- _WHAT NEEDS TO BE DONE_:
Give the entries again in full. Nothing may be altered.

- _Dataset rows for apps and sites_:
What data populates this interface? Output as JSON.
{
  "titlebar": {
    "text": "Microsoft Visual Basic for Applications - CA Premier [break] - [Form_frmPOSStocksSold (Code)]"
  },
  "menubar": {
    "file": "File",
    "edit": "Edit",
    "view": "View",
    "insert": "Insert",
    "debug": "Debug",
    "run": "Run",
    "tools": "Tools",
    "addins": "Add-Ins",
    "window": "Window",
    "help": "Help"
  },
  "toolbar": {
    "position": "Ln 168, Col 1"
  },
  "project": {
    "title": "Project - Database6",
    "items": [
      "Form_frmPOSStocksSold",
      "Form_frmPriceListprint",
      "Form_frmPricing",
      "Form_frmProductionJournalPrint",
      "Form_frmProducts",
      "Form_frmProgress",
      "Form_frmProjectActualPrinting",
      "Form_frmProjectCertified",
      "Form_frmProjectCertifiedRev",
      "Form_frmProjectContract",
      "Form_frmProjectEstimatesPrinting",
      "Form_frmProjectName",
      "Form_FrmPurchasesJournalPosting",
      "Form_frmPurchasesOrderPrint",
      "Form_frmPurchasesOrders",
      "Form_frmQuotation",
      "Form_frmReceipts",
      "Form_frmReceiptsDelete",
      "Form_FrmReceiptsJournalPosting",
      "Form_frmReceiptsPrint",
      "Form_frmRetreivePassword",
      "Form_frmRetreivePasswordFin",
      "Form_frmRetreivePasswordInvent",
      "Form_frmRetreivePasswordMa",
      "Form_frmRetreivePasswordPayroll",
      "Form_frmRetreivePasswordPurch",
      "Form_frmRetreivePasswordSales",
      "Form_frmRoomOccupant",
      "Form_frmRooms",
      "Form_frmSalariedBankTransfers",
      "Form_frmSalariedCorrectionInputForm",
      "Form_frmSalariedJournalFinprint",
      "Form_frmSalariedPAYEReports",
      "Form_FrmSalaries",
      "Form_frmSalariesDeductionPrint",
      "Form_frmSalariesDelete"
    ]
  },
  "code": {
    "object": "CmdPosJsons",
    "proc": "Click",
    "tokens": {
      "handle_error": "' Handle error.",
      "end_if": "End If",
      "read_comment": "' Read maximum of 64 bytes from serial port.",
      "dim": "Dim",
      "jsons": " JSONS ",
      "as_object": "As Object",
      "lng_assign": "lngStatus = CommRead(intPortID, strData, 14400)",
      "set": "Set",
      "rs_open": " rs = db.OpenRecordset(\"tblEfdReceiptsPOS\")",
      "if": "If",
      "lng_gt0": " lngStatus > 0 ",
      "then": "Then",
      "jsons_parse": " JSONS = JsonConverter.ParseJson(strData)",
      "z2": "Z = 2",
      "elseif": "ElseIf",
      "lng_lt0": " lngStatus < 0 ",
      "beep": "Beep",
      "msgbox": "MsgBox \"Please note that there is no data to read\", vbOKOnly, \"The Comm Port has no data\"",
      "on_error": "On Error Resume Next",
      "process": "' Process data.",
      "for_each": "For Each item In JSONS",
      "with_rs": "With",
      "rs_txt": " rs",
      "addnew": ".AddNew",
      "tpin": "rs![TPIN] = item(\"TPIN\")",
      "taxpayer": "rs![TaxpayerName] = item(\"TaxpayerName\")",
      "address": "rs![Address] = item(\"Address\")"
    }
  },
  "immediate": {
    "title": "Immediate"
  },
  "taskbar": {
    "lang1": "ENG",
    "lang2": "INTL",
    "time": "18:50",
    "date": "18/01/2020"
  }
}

- _WRITTEN SOLUTION_:
What data populates this interface? Output as JSON.
{
  "titlebar": {
    "text": "Microsoft Visual Basic for Applications - CA Premier [break] - [Form_frmPOSStocksSold (Code)]"
  },
  "menubar": {
    "file": "File",
    "edit": "Edit",
    "view": "View",
    "insert": "Insert",
    "debug": "Debug",
    "run": "Run",
    "tools": "Tools",
    "addins": "Add-Ins",
    "window": "Window",
    "help": "Help"
  },
  "toolbar": {
    "position": "Ln 168, Col 1"
  },
  "project": {
    "title": "Project - Database6",
    "items": [
      "Form_frmPOSStocksSold",
      "Form_frmPriceListprint",
      "Form_frmPricing",
      "Form_frmProductionJournalPrint",
      "Form_frmProducts",
      "Form_frmProgress",
      "Form_frmProjectActualPrinting",
      "Form_frmProjectCertified",
      "Form_frmProjectCertifiedRev",
      "Form_frmProjectContract",
      "Form_frmProjectEstimatesPrinting",
      "Form_frmProjectName",
      "Form_FrmPurchasesJournalPosting",
      "Form_frmPurchasesOrderPrint",
      "Form_frmPurchasesOrders",
      "Form_frmQuotation",
      "Form_frmReceipts",
      "Form_frmReceiptsDelete",
      "Form_FrmReceiptsJournalPosting",
      "Form_frmReceiptsPrint",
      "Form_frmRetreivePassword",
      "Form_frmRetreivePasswordFin",
      "Form_frmRetreivePasswordInvent",
      "Form_frmRetreivePasswordMa",
      "Form_frmRetreivePasswordPayroll",
      "Form_frmRetreivePasswordPurch",
      "Form_frmRetreivePasswordSales",
      "Form_frmRoomOccupant",
      "Form_frmRooms",
      "Form_frmSalariedBankTransfers",
      "Form_frmSalariedCorrectionInputForm",
      "Form_frmSalariedJournalFinprint",
      "Form_frmSalariedPAYEReports",
      "Form_FrmSalaries",
      "Form_frmSalariesDeductionPrint",
      "Form_frmSalariesDelete"
    ]
  },
  "code": {
    "object": "CmdPosJsons",
    "proc": "Click",
    "tokens": {
      "handle_error": "' Handle error.",
      "end_if": "End If",
      "read_comment": "' Read maximum of 64 bytes from serial port.",
      "dim": "Dim",
      "jsons": " JSONS ",
      "as_object": "As Object",
      "lng_assign": "lngStatus = CommRead(intPortID, strData, 14400)",
      "set": "Set",
      "rs_open": " rs = db.OpenRecordset(\"tblEfdReceiptsPOS\")",
      "if": "If",
      "lng_gt0": " lngStatus > 0 ",
      "then": "Then",
      "jsons_parse": " JSONS = JsonConverter.ParseJson(strData)",
      "z2": "Z = 2",
      "elseif": "ElseIf",
      "lng_lt0": " lngStatus < 0 ",
      "beep": "Beep",
      "msgbox": "MsgBox \"Please note that there is no data to read\", vbOKOnly, \"The Comm Port has no data\"",
      "on_error": "On Error Resume Next",
      "process": "' Process data.",
      "for_each": "For Each item In JSONS",
      "with_rs": "With",
      "rs_txt": " rs",
      "addnew": ".AddNew",
      "tpin": "rs![TPIN] = item(\"TPIN\")",
      "taxpayer": "rs![TaxpayerName] = item(\"TaxpayerName\")",
      "address": "rs![Address] = item(\"Address\")"
    }
  },
  "immediate": {
    "title": "Immediate"
  },
  "taskbar": {
    "lang1": "ENG",
    "lang2": "INTL",
    "time": "18:50",
    "date": "18/01/2020"
  }
}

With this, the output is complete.